(Dataset rows for apps and sites)
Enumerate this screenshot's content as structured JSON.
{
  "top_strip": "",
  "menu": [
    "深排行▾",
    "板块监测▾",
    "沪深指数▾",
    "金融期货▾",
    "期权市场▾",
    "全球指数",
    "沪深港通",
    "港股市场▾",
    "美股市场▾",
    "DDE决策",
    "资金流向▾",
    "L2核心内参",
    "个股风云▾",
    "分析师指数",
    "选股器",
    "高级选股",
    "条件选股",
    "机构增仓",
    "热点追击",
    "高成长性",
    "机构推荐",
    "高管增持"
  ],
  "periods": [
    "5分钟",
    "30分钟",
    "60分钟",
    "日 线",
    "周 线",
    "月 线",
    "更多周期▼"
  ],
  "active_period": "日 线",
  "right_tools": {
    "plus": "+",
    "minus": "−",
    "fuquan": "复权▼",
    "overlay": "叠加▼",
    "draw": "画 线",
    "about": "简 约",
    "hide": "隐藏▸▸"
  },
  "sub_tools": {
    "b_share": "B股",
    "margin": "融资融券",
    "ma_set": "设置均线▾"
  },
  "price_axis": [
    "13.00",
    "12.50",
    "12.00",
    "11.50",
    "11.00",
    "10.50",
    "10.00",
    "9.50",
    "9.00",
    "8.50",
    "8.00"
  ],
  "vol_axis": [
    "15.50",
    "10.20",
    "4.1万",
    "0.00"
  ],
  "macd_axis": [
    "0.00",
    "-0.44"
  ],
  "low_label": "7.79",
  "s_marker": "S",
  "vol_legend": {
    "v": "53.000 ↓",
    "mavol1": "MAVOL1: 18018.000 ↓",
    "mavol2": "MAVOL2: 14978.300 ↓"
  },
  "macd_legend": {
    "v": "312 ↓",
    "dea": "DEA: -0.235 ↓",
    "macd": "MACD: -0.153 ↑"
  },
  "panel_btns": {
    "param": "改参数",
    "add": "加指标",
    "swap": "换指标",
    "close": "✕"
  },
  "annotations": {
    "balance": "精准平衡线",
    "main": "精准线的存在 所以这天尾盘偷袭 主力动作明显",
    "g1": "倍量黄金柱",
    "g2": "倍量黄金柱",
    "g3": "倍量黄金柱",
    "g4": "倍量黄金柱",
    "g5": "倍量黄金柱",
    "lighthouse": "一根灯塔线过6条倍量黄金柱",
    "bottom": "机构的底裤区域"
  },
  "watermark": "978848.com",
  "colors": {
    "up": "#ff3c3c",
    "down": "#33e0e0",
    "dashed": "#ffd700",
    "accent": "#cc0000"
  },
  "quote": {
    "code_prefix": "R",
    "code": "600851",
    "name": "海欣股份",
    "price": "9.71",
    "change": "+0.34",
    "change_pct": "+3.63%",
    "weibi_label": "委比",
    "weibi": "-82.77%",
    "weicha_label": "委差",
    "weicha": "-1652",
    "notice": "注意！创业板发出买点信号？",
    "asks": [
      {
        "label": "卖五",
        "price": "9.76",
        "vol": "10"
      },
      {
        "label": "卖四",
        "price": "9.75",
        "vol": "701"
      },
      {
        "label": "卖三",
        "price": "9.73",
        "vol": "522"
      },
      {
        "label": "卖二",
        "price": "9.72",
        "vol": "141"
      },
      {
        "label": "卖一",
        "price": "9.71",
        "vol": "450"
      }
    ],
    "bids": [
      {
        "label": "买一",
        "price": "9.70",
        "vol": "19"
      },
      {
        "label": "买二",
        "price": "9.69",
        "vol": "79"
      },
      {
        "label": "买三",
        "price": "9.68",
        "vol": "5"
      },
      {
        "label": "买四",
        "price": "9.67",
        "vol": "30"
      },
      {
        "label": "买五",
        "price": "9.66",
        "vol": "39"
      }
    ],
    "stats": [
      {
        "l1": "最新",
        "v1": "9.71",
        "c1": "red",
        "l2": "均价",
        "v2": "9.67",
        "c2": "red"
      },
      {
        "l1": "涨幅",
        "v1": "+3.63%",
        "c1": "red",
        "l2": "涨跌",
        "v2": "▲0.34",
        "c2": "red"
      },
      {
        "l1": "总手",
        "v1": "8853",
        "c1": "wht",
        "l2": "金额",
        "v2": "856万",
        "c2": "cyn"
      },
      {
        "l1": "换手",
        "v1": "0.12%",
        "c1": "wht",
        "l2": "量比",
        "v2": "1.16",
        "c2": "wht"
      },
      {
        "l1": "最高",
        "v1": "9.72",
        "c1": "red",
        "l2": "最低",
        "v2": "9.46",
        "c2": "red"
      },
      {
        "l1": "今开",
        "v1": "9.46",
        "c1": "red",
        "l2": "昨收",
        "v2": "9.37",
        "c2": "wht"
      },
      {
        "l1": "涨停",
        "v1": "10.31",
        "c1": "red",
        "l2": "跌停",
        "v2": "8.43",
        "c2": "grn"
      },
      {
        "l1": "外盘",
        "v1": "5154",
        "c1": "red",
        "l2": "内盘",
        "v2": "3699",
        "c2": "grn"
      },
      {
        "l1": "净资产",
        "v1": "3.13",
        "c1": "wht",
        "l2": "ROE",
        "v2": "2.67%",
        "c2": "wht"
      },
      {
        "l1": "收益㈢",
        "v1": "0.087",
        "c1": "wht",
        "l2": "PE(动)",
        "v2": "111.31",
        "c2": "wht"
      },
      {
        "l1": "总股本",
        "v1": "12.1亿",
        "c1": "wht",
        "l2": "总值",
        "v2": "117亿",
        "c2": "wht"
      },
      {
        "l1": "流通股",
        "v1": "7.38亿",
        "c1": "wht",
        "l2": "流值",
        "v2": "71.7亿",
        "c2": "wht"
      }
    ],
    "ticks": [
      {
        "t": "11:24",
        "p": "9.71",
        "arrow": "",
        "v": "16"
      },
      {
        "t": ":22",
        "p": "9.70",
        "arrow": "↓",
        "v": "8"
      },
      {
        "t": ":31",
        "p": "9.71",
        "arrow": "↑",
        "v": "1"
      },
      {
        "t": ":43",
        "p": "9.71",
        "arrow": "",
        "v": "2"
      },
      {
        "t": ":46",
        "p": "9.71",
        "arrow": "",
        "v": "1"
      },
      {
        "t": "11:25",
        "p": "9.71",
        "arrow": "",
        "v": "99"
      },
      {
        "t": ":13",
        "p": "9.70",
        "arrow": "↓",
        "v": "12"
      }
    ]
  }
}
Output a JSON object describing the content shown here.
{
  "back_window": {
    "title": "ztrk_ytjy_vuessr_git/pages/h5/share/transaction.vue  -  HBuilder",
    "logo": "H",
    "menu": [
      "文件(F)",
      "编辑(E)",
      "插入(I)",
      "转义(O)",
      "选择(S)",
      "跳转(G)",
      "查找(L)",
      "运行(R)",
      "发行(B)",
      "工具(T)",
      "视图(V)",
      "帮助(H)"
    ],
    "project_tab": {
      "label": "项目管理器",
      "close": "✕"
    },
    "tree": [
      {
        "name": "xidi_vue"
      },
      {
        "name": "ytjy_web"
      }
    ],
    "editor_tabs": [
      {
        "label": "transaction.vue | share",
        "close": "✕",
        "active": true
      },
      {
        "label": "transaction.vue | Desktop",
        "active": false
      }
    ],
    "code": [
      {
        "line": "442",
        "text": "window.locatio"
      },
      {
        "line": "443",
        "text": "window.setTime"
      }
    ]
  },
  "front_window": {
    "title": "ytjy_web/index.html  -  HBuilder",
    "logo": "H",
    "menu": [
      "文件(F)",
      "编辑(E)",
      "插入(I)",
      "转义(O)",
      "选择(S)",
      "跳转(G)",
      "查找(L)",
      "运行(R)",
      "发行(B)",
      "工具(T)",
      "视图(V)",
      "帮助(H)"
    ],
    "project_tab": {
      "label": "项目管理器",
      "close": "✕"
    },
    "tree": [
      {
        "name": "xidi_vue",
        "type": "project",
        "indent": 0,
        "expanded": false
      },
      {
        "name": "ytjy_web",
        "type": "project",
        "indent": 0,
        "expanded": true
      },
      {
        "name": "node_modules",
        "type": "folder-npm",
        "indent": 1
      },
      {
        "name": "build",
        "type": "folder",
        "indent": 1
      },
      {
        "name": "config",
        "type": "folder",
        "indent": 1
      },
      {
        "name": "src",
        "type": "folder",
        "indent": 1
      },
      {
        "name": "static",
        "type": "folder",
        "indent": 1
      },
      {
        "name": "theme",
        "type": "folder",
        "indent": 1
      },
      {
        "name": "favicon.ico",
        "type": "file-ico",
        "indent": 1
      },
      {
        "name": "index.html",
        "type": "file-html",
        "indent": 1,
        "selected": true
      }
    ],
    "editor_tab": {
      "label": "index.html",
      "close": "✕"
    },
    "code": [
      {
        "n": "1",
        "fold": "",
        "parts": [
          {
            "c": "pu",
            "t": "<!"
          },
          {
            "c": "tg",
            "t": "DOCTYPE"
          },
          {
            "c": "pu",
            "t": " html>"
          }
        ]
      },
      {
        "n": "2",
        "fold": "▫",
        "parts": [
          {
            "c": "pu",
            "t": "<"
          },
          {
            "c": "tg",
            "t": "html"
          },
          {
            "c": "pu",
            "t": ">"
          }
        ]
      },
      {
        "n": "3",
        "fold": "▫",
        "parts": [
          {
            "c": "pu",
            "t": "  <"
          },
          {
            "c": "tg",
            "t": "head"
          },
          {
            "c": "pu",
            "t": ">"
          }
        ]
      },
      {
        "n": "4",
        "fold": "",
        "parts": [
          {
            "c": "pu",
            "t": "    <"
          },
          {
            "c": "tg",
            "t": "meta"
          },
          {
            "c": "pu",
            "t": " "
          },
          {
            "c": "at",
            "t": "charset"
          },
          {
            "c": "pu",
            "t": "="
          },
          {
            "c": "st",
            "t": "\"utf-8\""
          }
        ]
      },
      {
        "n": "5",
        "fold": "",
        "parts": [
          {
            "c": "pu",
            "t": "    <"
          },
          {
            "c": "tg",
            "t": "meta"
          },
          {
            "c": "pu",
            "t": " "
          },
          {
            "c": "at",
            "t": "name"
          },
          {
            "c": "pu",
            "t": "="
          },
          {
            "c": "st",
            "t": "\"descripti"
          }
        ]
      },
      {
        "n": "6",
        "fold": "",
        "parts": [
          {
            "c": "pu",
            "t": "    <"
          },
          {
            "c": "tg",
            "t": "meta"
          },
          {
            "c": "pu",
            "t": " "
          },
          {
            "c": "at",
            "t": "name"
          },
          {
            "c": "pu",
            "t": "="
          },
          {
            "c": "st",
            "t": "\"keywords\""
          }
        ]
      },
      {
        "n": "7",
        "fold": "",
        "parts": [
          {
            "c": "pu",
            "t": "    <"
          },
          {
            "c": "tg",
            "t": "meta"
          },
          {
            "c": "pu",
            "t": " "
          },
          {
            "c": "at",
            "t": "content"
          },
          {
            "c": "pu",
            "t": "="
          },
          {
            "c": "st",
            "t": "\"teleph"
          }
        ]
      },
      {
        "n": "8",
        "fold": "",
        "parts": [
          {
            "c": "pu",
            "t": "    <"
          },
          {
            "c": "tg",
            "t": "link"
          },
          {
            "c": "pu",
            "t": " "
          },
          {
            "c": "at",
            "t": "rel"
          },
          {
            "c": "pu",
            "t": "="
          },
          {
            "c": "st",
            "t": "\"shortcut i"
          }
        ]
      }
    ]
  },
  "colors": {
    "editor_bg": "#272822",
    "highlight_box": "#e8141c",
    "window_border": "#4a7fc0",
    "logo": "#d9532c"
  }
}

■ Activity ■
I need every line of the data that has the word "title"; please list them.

■ Answer to this problem ■
    "title": "ztrk_ytjy_vuessr_git/pages/h5/share/transaction.vue  -  HBuilder",
    "title": "ytjy_web/index.html  -  HBuilder",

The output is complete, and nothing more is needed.